Dart founder and CEO Chris McMurtry is a veteran of Apple and was head of a classical music label before starting Dart Music. Additionally, he is a classical composer and rock guitarist. Experiencing the disparity between distributing classical music and music from other genres firsthand led him to ask the question, ‘why isn’t there a better way?’
“Music metadata is much more complex for classical music and in many cases classical distributors have to enter music metadata manually, utilizing experts known as musicologists, to meet the data standards of digital service providers. This complexity is also the main reason why streaming and discoverability in digital stores is such a poor experience for classical music,” McMurtry said.
Metadata is the Key

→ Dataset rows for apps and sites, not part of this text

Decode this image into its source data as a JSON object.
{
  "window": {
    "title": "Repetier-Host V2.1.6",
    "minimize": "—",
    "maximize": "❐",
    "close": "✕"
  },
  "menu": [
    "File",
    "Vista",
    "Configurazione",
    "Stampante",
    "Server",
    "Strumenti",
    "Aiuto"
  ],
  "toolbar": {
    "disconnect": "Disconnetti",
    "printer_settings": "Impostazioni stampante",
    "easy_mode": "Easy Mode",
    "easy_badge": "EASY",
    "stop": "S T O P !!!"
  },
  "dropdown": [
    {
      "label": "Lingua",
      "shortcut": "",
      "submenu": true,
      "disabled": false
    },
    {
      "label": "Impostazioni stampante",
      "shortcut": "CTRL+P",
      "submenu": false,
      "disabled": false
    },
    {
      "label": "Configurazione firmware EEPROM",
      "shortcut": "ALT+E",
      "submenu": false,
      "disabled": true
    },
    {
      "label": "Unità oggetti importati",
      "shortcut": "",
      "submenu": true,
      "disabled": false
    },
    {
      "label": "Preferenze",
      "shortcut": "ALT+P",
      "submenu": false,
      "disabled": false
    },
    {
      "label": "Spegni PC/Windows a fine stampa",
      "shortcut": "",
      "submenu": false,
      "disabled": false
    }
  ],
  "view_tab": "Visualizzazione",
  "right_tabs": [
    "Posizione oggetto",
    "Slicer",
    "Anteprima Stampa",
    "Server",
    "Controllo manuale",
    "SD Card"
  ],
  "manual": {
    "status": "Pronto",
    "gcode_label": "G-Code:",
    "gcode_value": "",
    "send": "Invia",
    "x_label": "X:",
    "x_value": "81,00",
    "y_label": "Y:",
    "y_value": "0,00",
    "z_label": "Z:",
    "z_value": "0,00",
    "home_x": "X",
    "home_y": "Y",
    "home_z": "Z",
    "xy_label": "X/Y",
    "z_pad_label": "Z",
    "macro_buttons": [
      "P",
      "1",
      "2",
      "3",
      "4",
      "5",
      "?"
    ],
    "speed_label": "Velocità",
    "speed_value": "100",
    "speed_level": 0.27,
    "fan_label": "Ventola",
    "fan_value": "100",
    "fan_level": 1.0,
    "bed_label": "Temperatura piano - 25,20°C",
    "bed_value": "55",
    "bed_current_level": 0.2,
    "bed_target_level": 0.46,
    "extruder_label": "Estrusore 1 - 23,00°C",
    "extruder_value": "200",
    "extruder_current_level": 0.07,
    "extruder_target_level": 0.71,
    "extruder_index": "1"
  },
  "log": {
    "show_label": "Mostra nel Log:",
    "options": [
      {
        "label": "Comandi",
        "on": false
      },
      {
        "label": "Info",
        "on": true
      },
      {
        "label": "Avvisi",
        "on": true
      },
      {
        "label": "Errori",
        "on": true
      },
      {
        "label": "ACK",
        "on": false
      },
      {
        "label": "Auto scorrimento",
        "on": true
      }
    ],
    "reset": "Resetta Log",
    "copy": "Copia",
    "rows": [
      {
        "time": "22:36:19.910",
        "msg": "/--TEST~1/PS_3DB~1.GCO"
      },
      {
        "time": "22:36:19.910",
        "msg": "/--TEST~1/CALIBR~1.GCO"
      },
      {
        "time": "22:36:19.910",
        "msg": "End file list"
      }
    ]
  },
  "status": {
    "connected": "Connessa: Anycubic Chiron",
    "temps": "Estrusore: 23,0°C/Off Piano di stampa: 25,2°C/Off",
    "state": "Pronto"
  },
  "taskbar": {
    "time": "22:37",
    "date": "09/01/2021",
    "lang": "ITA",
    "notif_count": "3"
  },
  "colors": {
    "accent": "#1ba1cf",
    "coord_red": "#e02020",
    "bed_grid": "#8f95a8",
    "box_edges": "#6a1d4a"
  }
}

Dart Music is designed to handle the complex metadata of classical music. Now classical artists can pay a flat rate to distribute their music worldwide, just like other genres, without giving up a percentage of their royalties. The long-term vision of Dart Music is to become the leader in complex metadata so the important information traditionally found in liner notes of physical recordings can be a part of the digital experience.
“All most of us musicians need is someone who says they want to listen, and we will drop whatever we’re doing and make some music for them. And that’s why I love these guys,” said composer Tracy Silverman. “They are actually listening to me and to any independent musicians, classical or otherwise, who just want to get on the playing field.” You can read more about Silverman’s experience here.
In honor of the launch of the platform, Dart Music is distributing the first album/first year for free for those who sign up at www.dartmusic.com through October 31. After that, it’s $40 per album per year. And with Dart Music, 100 percent of royalties goes back to the creator.